= INPUT DATA =
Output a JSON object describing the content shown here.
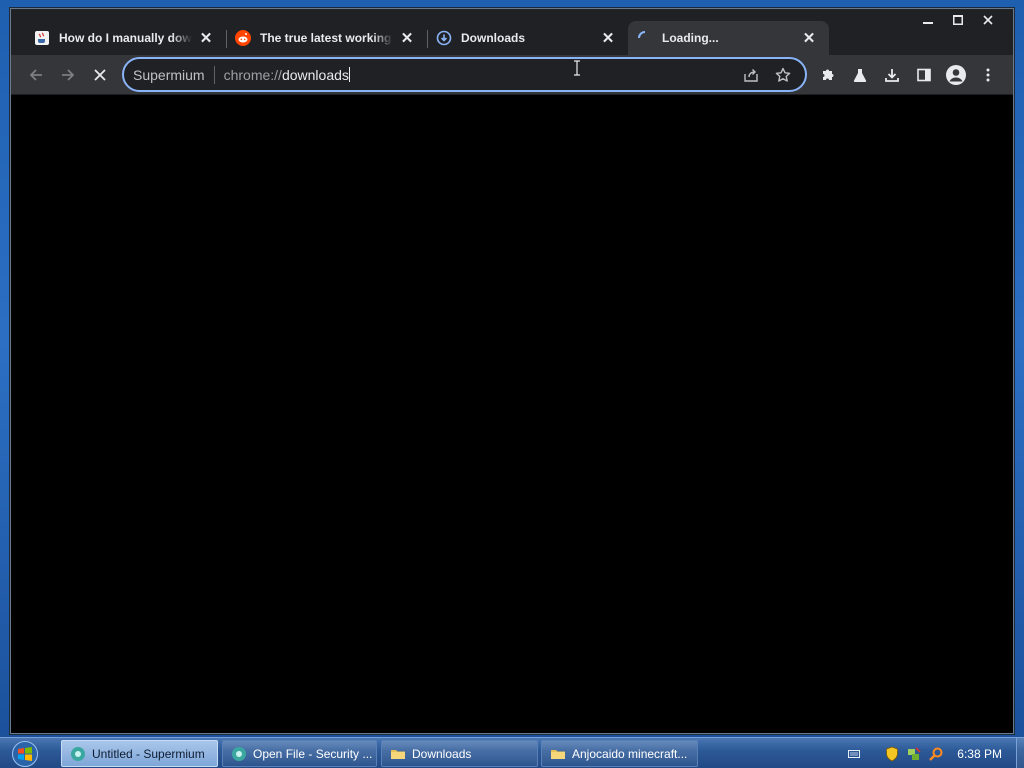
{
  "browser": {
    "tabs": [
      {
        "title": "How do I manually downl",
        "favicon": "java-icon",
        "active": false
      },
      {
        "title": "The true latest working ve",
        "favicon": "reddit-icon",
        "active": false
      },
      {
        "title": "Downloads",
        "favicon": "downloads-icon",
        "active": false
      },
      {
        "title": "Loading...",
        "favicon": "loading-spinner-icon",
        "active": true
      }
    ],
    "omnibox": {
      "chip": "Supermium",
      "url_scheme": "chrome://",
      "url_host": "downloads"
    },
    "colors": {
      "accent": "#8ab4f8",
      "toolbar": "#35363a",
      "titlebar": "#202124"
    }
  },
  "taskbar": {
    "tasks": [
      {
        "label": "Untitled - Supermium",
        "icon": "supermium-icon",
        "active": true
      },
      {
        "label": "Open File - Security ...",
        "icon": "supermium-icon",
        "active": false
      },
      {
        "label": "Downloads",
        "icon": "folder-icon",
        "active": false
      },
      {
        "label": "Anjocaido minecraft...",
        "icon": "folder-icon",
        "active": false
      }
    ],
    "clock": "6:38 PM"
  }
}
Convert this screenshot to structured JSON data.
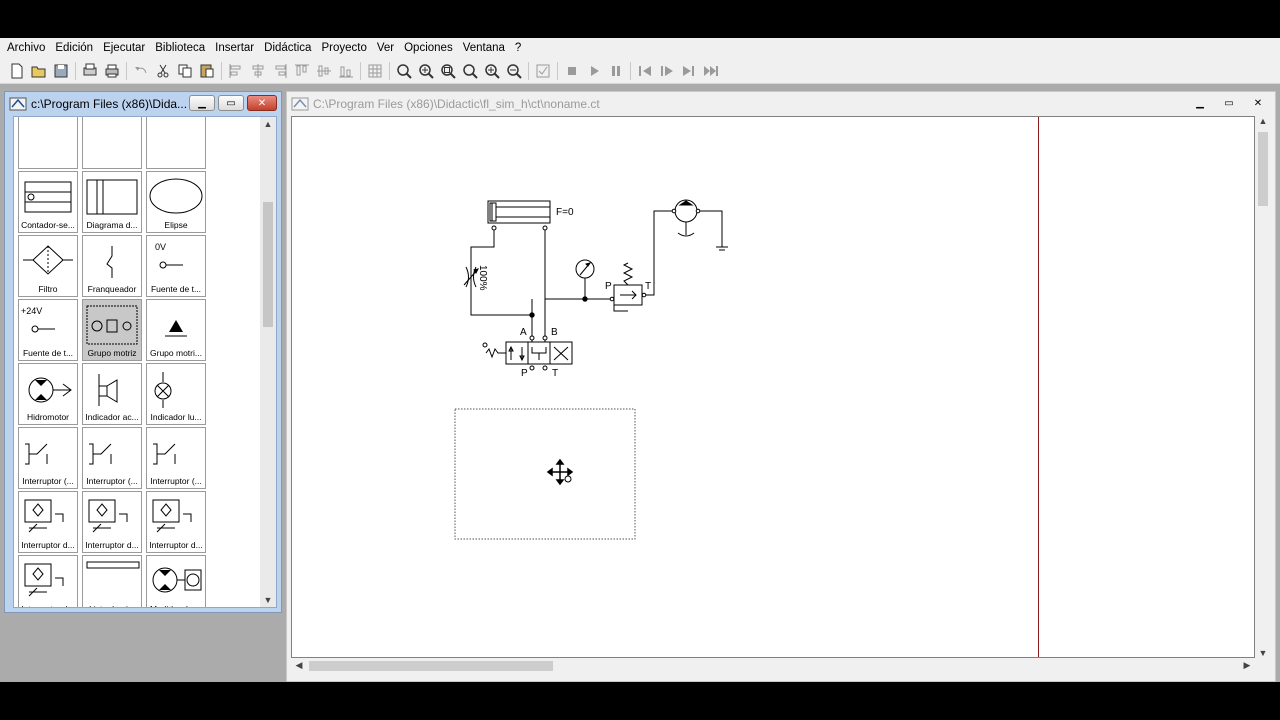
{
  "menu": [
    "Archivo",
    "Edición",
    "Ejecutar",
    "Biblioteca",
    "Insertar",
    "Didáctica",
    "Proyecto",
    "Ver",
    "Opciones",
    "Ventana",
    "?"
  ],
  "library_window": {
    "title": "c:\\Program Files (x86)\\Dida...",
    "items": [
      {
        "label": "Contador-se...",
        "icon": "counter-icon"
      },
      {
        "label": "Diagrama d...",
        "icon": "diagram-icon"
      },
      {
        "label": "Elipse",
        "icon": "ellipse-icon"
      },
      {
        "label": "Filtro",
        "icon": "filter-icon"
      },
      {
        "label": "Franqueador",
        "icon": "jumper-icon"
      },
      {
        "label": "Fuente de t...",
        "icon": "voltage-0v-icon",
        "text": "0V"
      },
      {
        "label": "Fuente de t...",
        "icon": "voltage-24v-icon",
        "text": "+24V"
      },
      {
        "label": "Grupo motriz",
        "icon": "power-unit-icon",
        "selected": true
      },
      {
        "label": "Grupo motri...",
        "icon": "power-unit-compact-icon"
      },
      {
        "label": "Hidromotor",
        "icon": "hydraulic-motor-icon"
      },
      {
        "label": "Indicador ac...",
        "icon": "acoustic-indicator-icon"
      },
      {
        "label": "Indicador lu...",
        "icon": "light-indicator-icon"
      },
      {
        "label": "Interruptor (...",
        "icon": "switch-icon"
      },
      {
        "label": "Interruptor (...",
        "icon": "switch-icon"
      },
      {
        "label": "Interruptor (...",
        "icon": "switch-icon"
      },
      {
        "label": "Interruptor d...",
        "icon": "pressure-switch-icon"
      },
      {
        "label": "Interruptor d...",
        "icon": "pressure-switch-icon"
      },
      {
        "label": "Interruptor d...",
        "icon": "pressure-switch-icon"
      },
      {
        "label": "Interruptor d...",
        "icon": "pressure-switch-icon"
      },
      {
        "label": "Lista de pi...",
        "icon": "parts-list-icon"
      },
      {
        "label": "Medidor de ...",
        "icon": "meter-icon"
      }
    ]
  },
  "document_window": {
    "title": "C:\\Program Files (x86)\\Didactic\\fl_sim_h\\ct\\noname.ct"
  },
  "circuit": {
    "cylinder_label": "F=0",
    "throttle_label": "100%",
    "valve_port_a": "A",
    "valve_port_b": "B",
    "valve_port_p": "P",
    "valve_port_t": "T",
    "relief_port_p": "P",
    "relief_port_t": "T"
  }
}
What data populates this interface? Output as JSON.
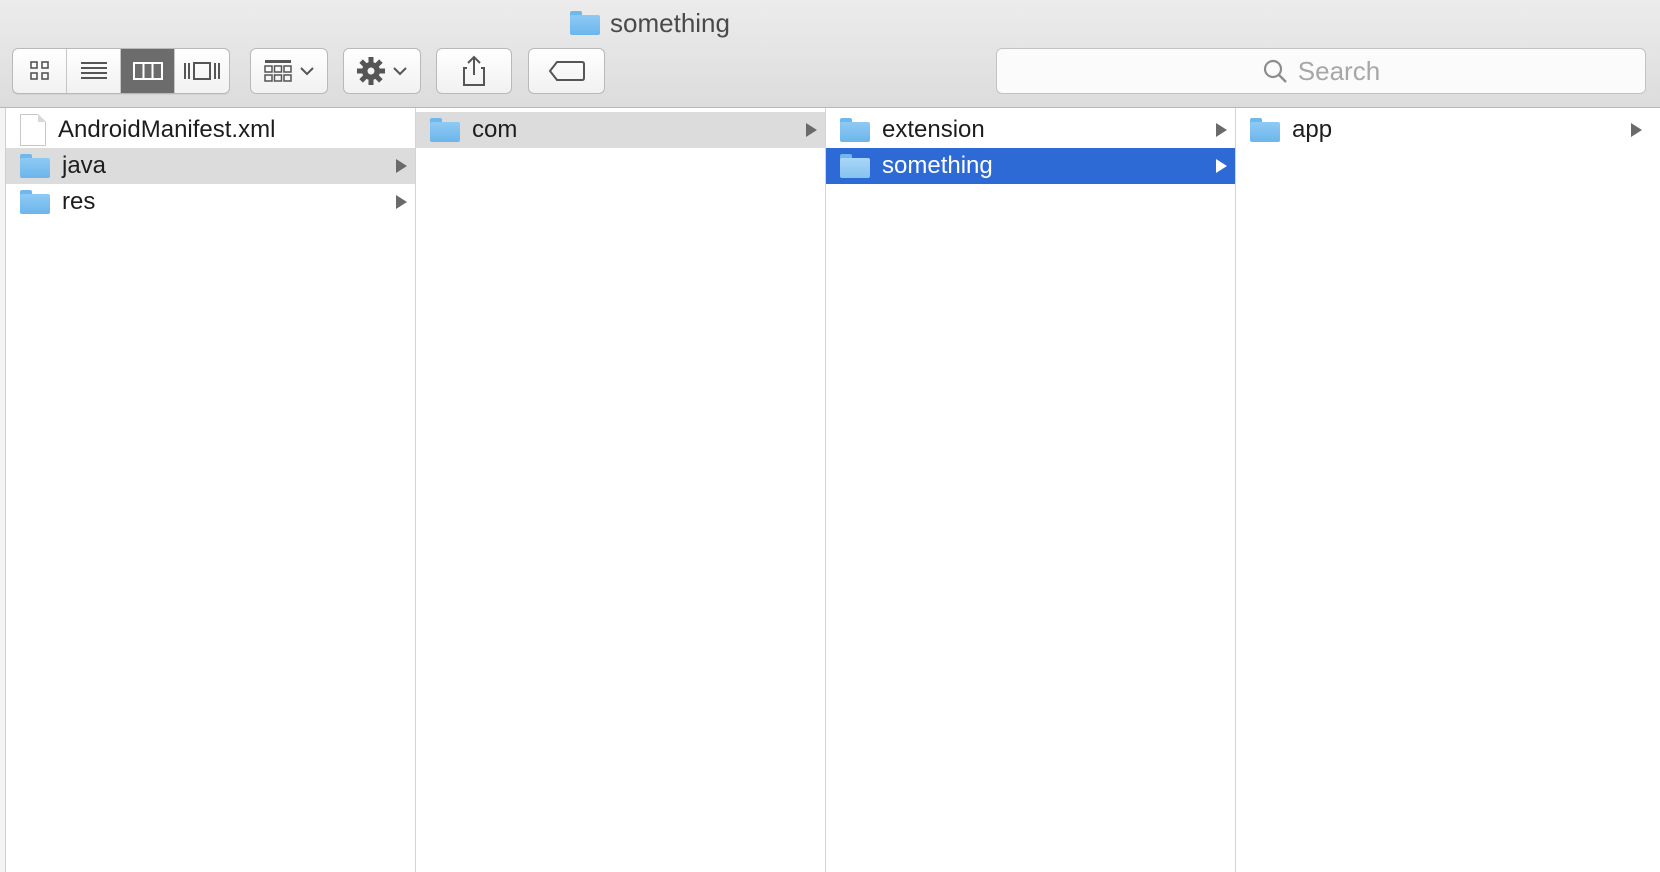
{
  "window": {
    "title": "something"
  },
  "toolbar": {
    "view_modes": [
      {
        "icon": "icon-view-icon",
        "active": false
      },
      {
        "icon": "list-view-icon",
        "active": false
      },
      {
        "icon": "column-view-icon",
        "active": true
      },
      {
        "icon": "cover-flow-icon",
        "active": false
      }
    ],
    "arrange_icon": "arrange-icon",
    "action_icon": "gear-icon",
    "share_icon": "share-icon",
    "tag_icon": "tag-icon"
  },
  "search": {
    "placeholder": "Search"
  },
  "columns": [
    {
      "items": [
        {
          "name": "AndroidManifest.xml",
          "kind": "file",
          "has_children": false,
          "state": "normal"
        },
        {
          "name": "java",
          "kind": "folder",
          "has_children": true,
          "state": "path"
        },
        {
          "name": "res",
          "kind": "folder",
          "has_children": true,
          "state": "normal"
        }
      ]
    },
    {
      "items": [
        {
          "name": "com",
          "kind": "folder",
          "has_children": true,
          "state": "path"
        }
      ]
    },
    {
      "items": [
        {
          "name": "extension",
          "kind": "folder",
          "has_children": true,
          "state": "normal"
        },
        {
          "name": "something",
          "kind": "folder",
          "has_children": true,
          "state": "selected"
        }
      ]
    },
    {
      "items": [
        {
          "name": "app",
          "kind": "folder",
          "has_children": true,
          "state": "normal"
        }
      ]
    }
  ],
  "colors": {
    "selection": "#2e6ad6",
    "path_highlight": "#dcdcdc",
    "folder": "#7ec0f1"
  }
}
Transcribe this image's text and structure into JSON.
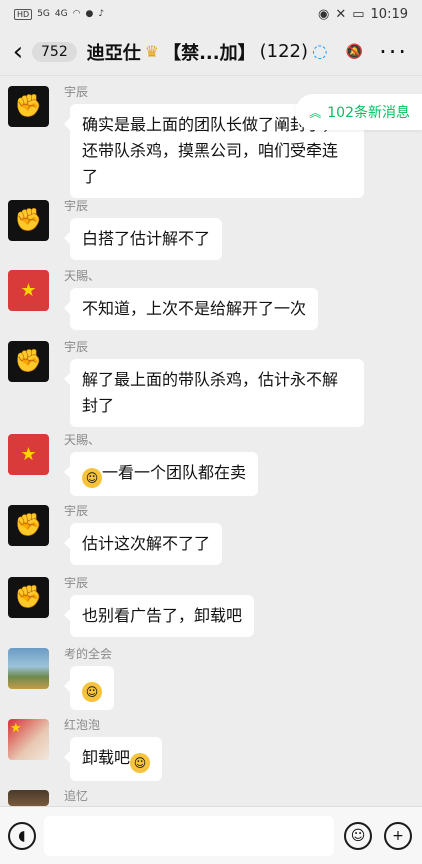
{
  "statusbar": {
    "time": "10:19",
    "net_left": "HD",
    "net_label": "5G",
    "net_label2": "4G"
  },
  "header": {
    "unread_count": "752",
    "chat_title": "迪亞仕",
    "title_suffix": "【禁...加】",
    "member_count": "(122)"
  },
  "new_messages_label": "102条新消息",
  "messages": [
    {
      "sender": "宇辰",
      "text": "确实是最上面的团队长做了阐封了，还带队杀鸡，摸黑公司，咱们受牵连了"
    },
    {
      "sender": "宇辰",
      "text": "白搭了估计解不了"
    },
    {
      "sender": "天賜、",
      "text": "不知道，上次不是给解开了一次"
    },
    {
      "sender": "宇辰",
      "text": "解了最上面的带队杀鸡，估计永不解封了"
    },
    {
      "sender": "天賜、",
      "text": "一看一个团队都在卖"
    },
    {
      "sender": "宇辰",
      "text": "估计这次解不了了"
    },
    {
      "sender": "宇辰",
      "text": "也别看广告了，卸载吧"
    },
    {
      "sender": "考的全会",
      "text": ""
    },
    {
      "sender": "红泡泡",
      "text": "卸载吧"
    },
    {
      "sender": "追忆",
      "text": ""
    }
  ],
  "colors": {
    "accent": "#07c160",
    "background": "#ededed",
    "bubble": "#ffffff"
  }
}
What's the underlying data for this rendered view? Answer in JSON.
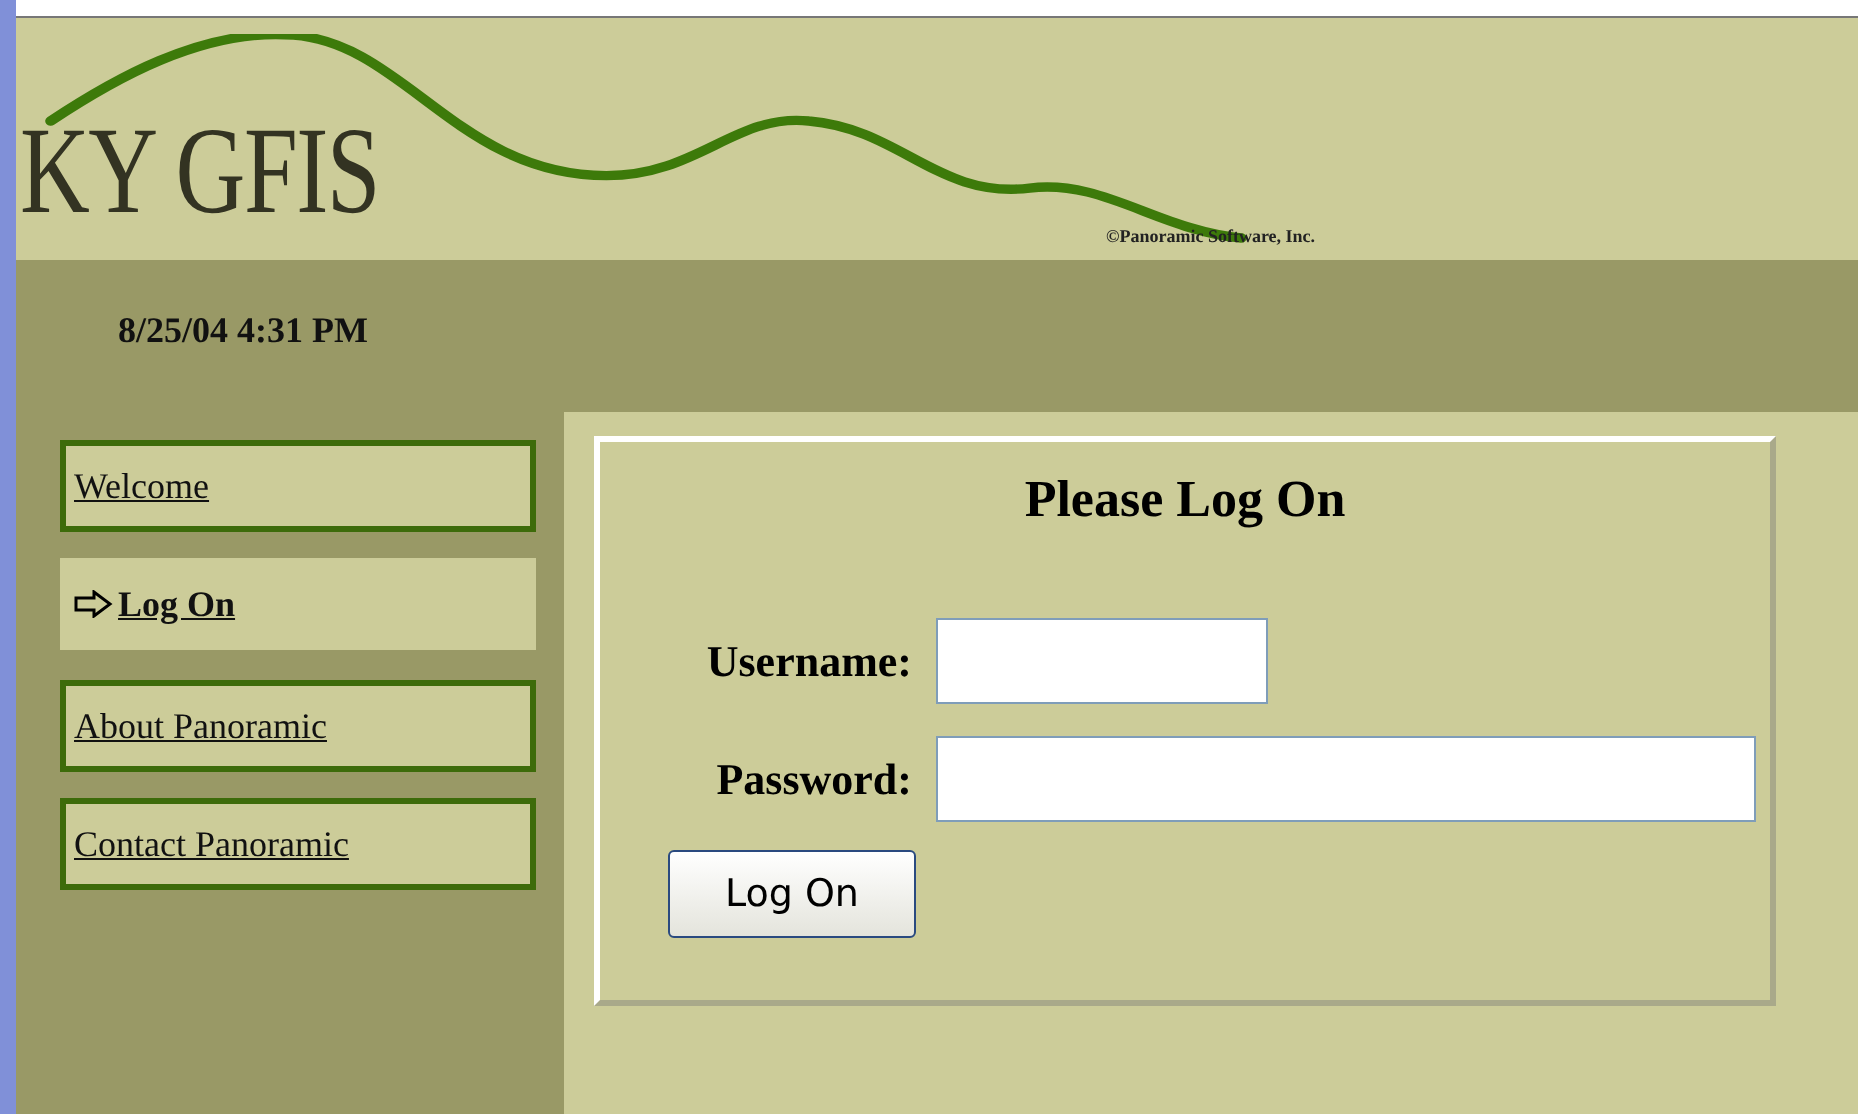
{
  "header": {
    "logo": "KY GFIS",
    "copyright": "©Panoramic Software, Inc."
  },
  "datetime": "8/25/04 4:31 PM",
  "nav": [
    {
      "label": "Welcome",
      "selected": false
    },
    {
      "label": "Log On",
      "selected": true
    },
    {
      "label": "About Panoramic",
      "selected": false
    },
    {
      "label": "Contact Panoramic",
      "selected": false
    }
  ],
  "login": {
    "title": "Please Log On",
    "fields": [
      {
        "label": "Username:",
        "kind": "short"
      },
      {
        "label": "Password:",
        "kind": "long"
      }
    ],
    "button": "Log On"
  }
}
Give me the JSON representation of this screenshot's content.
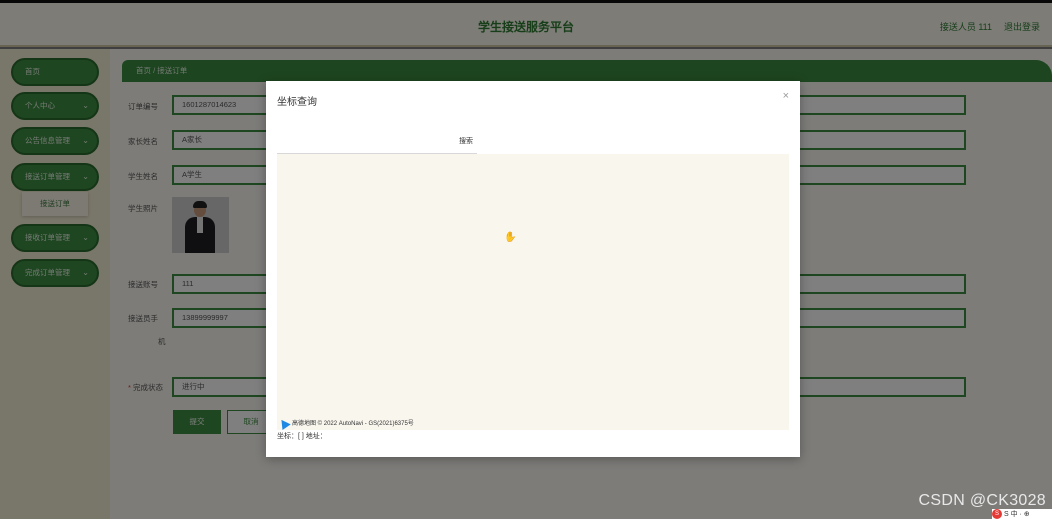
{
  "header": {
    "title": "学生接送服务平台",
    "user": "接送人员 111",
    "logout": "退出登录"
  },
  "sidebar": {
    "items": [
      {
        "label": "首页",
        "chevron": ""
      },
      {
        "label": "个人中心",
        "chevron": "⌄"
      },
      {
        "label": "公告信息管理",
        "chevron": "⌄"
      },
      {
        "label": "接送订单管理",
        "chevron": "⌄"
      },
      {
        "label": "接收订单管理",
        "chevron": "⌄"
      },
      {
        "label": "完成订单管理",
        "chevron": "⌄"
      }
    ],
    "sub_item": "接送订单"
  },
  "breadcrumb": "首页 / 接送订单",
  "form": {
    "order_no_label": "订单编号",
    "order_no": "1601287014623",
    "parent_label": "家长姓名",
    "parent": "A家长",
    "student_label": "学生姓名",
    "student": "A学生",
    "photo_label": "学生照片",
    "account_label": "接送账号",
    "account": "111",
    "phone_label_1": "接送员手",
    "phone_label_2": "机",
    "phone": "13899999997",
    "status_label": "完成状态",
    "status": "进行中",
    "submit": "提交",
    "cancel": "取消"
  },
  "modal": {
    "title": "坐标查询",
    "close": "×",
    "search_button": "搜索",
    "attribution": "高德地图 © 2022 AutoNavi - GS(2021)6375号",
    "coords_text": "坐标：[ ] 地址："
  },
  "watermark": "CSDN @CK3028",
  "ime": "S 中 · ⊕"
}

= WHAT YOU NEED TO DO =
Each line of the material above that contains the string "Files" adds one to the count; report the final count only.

= PROBLEM SOLUTION =
2